▸ Exercise: Copy each line below in which the string "into" occurs.

▸ Data:
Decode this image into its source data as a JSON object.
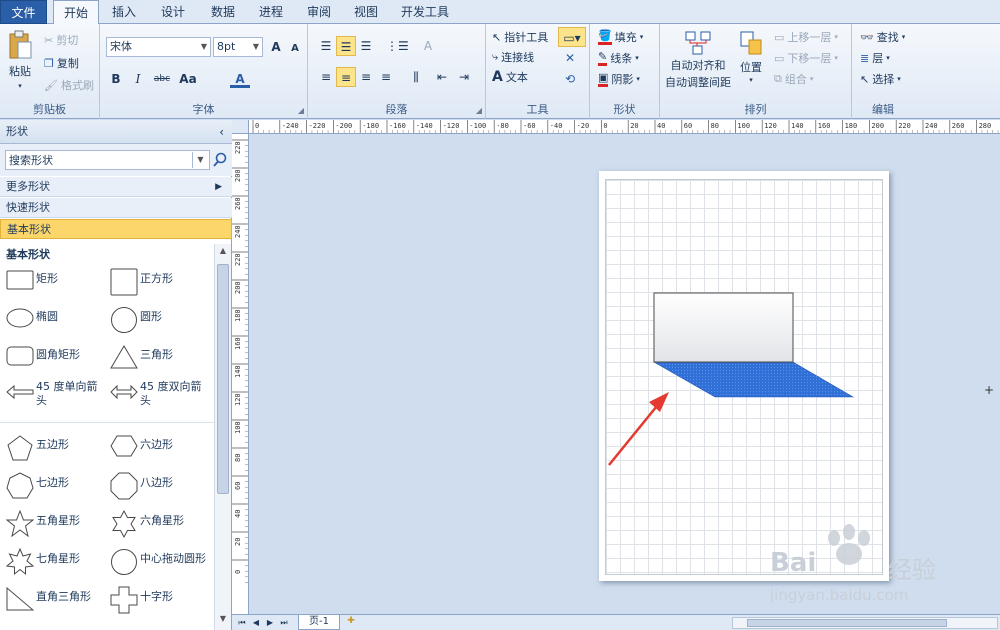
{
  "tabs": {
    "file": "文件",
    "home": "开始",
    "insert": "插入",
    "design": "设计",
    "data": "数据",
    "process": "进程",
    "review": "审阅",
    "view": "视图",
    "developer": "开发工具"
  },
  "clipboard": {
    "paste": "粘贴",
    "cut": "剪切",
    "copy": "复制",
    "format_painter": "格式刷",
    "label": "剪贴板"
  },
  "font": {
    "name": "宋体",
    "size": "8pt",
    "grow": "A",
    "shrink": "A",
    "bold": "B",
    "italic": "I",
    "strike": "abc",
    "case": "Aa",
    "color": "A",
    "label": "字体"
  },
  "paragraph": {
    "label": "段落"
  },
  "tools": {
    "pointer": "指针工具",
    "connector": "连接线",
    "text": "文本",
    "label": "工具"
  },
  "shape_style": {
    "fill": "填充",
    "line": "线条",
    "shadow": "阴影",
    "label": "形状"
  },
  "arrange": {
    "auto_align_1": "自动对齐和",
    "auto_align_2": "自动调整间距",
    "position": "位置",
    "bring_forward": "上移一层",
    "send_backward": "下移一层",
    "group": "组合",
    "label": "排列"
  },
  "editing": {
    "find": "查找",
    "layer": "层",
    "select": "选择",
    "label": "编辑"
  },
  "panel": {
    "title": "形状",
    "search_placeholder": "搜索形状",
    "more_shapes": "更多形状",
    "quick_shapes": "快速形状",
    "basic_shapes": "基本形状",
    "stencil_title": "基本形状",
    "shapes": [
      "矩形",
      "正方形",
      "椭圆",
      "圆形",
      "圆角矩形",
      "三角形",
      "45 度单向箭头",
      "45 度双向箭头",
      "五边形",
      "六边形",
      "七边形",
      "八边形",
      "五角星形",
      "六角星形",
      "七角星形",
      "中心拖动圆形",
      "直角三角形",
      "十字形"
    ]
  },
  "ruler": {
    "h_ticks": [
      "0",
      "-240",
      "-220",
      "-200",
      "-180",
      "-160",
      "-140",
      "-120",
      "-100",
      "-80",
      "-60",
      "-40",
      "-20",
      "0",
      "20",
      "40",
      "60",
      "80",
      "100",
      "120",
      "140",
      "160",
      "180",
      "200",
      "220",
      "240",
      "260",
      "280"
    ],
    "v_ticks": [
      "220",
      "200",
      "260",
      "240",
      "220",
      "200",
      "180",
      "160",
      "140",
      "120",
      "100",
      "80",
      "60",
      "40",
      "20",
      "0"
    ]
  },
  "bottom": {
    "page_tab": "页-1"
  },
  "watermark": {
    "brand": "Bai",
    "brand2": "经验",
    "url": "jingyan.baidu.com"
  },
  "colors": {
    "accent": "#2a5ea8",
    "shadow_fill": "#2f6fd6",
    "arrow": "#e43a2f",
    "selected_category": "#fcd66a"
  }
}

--

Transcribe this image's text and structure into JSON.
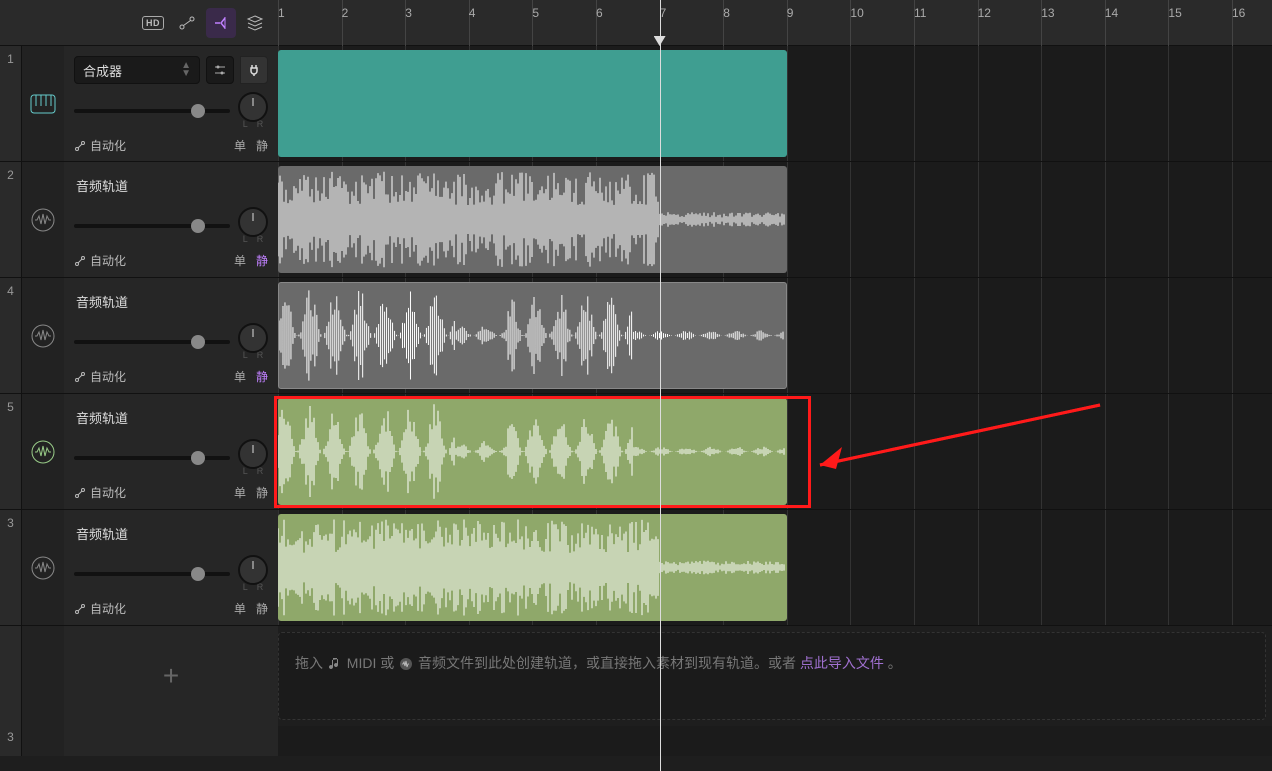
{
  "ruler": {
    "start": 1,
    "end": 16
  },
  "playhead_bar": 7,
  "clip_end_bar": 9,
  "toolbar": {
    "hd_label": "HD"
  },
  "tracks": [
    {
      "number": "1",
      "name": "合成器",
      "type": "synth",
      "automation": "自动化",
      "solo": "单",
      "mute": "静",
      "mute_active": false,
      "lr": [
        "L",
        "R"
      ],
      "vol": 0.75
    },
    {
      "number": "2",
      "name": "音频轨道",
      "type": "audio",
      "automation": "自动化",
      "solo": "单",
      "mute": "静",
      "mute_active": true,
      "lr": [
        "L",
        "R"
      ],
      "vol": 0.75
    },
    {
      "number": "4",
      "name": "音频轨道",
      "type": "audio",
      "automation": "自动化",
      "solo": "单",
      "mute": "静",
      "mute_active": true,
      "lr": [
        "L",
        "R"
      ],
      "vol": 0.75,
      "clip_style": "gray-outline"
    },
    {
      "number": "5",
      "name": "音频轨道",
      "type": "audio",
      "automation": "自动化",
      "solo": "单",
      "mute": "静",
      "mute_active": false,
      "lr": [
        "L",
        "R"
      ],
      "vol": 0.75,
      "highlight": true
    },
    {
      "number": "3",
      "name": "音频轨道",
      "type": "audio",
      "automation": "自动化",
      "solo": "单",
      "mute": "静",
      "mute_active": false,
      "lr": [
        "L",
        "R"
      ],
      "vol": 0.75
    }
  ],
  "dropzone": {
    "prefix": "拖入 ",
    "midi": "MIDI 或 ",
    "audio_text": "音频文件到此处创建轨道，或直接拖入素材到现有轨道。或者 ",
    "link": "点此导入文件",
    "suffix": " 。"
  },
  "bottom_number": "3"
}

▸ Solution for this task:
Decode this image into its source data as a JSON object.
Transcribe this image's text and structure into JSON.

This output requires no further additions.